>>>>

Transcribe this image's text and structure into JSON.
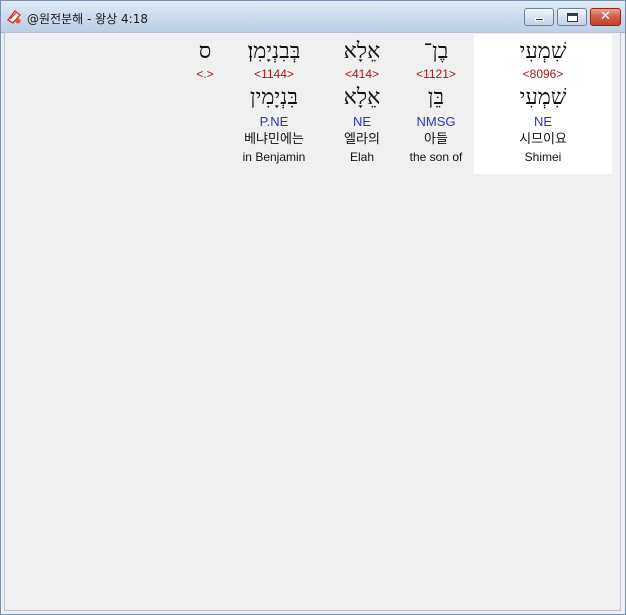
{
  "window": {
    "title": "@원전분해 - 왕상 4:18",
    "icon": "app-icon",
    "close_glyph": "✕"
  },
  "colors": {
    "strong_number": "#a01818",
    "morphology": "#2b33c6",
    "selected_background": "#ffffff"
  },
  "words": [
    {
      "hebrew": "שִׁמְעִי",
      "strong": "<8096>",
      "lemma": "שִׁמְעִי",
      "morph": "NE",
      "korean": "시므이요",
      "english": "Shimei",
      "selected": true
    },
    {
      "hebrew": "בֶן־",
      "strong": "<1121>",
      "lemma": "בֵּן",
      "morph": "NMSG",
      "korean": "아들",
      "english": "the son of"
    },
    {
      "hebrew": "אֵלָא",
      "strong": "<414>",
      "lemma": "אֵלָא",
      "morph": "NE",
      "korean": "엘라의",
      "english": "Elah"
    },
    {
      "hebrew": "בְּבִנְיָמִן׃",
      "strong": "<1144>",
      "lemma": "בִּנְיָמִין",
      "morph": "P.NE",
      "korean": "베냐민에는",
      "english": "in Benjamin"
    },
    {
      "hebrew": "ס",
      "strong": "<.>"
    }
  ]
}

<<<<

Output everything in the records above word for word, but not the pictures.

Transcribe this image's text and structure into JSON.
{
  "window": {
    "title": "@원전분해 - 왕상 4:18",
    "icon": "app-icon",
    "close_glyph": "✕"
  },
  "colors": {
    "strong_number": "#a01818",
    "morphology": "#2b33c6",
    "selected_background": "#ffffff"
  },
  "words": [
    {
      "hebrew": "שִׁמְעִי",
      "strong": "<8096>",
      "lemma": "שִׁמְעִי",
      "morph": "NE",
      "korean": "시므이요",
      "english": "Shimei",
      "selected": true
    },
    {
      "hebrew": "בֶן־",
      "strong": "<1121>",
      "lemma": "בֵּן",
      "morph": "NMSG",
      "korean": "아들",
      "english": "the son of"
    },
    {
      "hebrew": "אֵלָא",
      "strong": "<414>",
      "lemma": "אֵלָא",
      "morph": "NE",
      "korean": "엘라의",
      "english": "Elah"
    },
    {
      "hebrew": "בְּבִנְיָמִן׃",
      "strong": "<1144>",
      "lemma": "בִּנְיָמִין",
      "morph": "P.NE",
      "korean": "베냐민에는",
      "english": "in Benjamin"
    },
    {
      "hebrew": "ס",
      "strong": "<.>"
    }
  ]
}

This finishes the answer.